Exercise brief
Write the data below out again, unchanged.

(Records contained in a dataset)
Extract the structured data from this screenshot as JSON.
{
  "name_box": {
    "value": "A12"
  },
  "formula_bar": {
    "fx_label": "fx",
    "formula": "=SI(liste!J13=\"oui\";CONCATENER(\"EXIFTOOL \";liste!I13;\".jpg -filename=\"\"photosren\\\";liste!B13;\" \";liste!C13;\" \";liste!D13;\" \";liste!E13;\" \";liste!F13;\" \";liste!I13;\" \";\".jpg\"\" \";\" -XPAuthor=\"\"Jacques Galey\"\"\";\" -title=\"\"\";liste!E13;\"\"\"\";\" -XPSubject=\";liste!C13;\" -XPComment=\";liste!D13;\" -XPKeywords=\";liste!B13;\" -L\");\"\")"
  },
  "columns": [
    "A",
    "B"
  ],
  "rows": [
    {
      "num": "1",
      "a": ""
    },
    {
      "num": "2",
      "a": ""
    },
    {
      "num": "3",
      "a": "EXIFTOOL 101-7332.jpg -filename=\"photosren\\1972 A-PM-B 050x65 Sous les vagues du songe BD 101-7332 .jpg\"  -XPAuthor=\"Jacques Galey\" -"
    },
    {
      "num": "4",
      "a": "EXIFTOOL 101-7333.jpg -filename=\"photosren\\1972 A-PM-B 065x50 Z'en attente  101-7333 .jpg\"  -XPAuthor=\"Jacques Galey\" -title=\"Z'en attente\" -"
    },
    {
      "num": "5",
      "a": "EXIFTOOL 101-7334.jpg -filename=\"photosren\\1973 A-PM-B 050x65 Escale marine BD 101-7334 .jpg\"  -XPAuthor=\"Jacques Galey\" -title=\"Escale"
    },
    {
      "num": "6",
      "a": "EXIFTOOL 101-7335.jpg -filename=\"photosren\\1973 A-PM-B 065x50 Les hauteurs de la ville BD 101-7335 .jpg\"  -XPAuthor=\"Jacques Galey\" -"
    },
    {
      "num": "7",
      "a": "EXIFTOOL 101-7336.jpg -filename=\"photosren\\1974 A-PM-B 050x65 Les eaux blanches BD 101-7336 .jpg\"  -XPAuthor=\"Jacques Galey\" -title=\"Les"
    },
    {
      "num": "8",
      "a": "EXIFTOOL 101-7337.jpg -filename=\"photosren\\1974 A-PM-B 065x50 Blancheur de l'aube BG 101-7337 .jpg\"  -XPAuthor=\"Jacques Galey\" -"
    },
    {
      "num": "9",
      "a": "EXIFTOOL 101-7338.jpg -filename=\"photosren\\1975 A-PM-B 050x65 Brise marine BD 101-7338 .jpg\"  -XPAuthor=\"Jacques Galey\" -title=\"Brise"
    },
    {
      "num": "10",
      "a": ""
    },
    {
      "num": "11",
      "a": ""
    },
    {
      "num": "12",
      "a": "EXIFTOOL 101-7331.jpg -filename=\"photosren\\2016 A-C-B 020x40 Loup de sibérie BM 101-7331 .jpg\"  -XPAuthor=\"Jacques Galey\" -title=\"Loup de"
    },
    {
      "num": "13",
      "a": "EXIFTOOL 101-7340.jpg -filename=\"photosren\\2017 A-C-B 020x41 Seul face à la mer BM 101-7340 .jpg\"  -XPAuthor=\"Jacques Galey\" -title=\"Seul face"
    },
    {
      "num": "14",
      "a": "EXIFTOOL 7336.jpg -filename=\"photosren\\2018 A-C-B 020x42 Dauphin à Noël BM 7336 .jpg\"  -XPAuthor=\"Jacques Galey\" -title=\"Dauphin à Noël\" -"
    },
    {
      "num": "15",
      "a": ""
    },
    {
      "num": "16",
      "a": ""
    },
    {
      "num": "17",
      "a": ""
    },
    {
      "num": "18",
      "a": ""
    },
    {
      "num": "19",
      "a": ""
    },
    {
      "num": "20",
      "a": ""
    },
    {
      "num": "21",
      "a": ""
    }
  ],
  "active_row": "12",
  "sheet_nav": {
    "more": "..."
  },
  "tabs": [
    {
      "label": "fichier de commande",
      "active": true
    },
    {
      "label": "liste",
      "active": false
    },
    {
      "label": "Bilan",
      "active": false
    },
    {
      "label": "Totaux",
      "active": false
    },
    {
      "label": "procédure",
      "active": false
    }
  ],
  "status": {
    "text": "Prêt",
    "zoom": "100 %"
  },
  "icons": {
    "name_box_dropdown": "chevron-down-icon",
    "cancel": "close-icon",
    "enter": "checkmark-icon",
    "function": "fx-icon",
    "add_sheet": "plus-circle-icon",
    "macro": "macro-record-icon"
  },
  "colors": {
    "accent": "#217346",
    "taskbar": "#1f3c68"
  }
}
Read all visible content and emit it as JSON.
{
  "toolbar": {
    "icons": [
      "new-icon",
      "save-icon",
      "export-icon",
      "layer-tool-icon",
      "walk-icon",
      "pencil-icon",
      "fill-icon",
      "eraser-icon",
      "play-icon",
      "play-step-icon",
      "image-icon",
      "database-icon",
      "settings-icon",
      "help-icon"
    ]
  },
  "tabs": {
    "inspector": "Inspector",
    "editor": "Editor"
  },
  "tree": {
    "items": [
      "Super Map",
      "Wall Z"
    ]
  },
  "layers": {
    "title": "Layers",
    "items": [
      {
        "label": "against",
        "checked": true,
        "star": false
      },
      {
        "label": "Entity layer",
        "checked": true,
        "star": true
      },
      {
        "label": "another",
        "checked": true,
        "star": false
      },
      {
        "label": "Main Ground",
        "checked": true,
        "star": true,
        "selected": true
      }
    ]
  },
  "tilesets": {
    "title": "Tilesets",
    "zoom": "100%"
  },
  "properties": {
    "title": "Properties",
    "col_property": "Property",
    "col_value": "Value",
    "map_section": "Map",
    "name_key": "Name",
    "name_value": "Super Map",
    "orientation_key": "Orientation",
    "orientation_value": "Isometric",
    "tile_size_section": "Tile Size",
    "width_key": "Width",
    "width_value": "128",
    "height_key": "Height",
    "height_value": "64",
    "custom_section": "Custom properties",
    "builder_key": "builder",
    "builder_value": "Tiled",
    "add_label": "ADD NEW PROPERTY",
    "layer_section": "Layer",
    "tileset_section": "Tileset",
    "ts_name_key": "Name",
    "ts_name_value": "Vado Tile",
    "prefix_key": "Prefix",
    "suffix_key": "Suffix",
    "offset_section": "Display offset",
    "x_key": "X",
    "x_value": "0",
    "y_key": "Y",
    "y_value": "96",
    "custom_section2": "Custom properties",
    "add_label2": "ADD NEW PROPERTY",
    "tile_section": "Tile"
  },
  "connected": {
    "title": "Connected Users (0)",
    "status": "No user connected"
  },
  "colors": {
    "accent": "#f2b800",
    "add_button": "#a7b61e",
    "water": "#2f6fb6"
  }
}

Task result
Extract the structured data from this screenshot as JSON.
{
  "name_box": {
    "value": "A12"
  },
  "formula_bar": {
    "fx_label": "fx",
    "formula": "=SI(liste!J13=\"oui\";CONCATENER(\"EXIFTOOL \";liste!I13;\".jpg -filename=\"\"photosren\\\";liste!B13;\" \";liste!C13;\" \";liste!D13;\" \";liste!E13;\" \";liste!F13;\" \";liste!I13;\" \";\".jpg\"\" \";\" -XPAuthor=\"\"Jacques Galey\"\"\";\" -title=\"\"\";liste!E13;\"\"\"\";\" -XPSubject=\";liste!C13;\" -XPComment=\";liste!D13;\" -XPKeywords=\";liste!B13;\" -L\");\"\")"
  },
  "columns": [
    "A",
    "B"
  ],
  "rows": [
    {
      "num": "1",
      "a": ""
    },
    {
      "num": "2",
      "a": ""
    },
    {
      "num": "3",
      "a": "EXIFTOOL 101-7332.jpg -filename=\"photosren\\1972 A-PM-B 050x65 Sous les vagues du songe BD 101-7332 .jpg\"  -XPAuthor=\"Jacques Galey\" -"
    },
    {
      "num": "4",
      "a": "EXIFTOOL 101-7333.jpg -filename=\"photosren\\1972 A-PM-B 065x50 Z'en attente  101-7333 .jpg\"  -XPAuthor=\"Jacques Galey\" -title=\"Z'en attente\" -"
    },
    {
      "num": "5",
      "a": "EXIFTOOL 101-7334.jpg -filename=\"photosren\\1973 A-PM-B 050x65 Escale marine BD 101-7334 .jpg\"  -XPAuthor=\"Jacques Galey\" -title=\"Escale"
    },
    {
      "num": "6",
      "a": "EXIFTOOL 101-7335.jpg -filename=\"photosren\\1973 A-PM-B 065x50 Les hauteurs de la ville BD 101-7335 .jpg\"  -XPAuthor=\"Jacques Galey\" -"
    },
    {
      "num": "7",
      "a": "EXIFTOOL 101-7336.jpg -filename=\"photosren\\1974 A-PM-B 050x65 Les eaux blanches BD 101-7336 .jpg\"  -XPAuthor=\"Jacques Galey\" -title=\"Les"
    },
    {
      "num": "8",
      "a": "EXIFTOOL 101-7337.jpg -filename=\"photosren\\1974 A-PM-B 065x50 Blancheur de l'aube BG 101-7337 .jpg\"  -XPAuthor=\"Jacques Galey\" -"
    },
    {
      "num": "9",
      "a": "EXIFTOOL 101-7338.jpg -filename=\"photosren\\1975 A-PM-B 050x65 Brise marine BD 101-7338 .jpg\"  -XPAuthor=\"Jacques Galey\" -title=\"Brise"
    },
    {
      "num": "10",
      "a": ""
    },
    {
      "num": "11",
      "a": ""
    },
    {
      "num": "12",
      "a": "EXIFTOOL 101-7331.jpg -filename=\"photosren\\2016 A-C-B 020x40 Loup de sibérie BM 101-7331 .jpg\"  -XPAuthor=\"Jacques Galey\" -title=\"Loup de"
    },
    {
      "num": "13",
      "a": "EXIFTOOL 101-7340.jpg -filename=\"photosren\\2017 A-C-B 020x41 Seul face à la mer BM 101-7340 .jpg\"  -XPAuthor=\"Jacques Galey\" -title=\"Seul face"
    },
    {
      "num": "14",
      "a": "EXIFTOOL 7336.jpg -filename=\"photosren\\2018 A-C-B 020x42 Dauphin à Noël BM 7336 .jpg\"  -XPAuthor=\"Jacques Galey\" -title=\"Dauphin à Noël\" -"
    },
    {
      "num": "15",
      "a": ""
    },
    {
      "num": "16",
      "a": ""
    },
    {
      "num": "17",
      "a": ""
    },
    {
      "num": "18",
      "a": ""
    },
    {
      "num": "19",
      "a": ""
    },
    {
      "num": "20",
      "a": ""
    },
    {
      "num": "21",
      "a": ""
    }
  ],
  "active_row": "12",
  "sheet_nav": {
    "more": "..."
  },
  "tabs": [
    {
      "label": "fichier de commande",
      "active": true
    },
    {
      "label": "liste",
      "active": false
    },
    {
      "label": "Bilan",
      "active": false
    },
    {
      "label": "Totaux",
      "active": false
    },
    {
      "label": "procédure",
      "active": false
    }
  ],
  "status": {
    "text": "Prêt",
    "zoom": "100 %"
  },
  "icons": {
    "name_box_dropdown": "chevron-down-icon",
    "cancel": "close-icon",
    "enter": "checkmark-icon",
    "function": "fx-icon",
    "add_sheet": "plus-circle-icon",
    "macro": "macro-record-icon"
  },
  "colors": {
    "accent": "#217346",
    "taskbar": "#1f3c68"
  }
}
Read all visible content and emit it as JSON.
{
  "toolbar": {
    "icons": [
      "new-icon",
      "save-icon",
      "export-icon",
      "layer-tool-icon",
      "walk-icon",
      "pencil-icon",
      "fill-icon",
      "eraser-icon",
      "play-icon",
      "play-step-icon",
      "image-icon",
      "database-icon",
      "settings-icon",
      "help-icon"
    ]
  },
  "tabs": {
    "inspector": "Inspector",
    "editor": "Editor"
  },
  "tree": {
    "items": [
      "Super Map",
      "Wall Z"
    ]
  },
  "layers": {
    "title": "Layers",
    "items": [
      {
        "label": "against",
        "checked": true,
        "star": false
      },
      {
        "label": "Entity layer",
        "checked": true,
        "star": true
      },
      {
        "label": "another",
        "checked": true,
        "star": false
      },
      {
        "label": "Main Ground",
        "checked": true,
        "star": true,
        "selected": true
      }
    ]
  },
  "tilesets": {
    "title": "Tilesets",
    "zoom": "100%"
  },
  "properties": {
    "title": "Properties",
    "col_property": "Property",
    "col_value": "Value",
    "map_section": "Map",
    "name_key": "Name",
    "name_value": "Super Map",
    "orientation_key": "Orientation",
    "orientation_value": "Isometric",
    "tile_size_section": "Tile Size",
    "width_key": "Width",
    "width_value": "128",
    "height_key": "Height",
    "height_value": "64",
    "custom_section": "Custom properties",
    "builder_key": "builder",
    "builder_value": "Tiled",
    "add_label": "ADD NEW PROPERTY",
    "layer_section": "Layer",
    "tileset_section": "Tileset",
    "ts_name_key": "Name",
    "ts_name_value": "Vado Tile",
    "prefix_key": "Prefix",
    "suffix_key": "Suffix",
    "offset_section": "Display offset",
    "x_key": "X",
    "x_value": "0",
    "y_key": "Y",
    "y_value": "96",
    "custom_section2": "Custom properties",
    "add_label2": "ADD NEW PROPERTY",
    "tile_section": "Tile"
  },
  "connected": {
    "title": "Connected Users (0)",
    "status": "No user connected"
  },
  "colors": {
    "accent": "#f2b800",
    "add_button": "#a7b61e",
    "water": "#2f6fb6"
  }
}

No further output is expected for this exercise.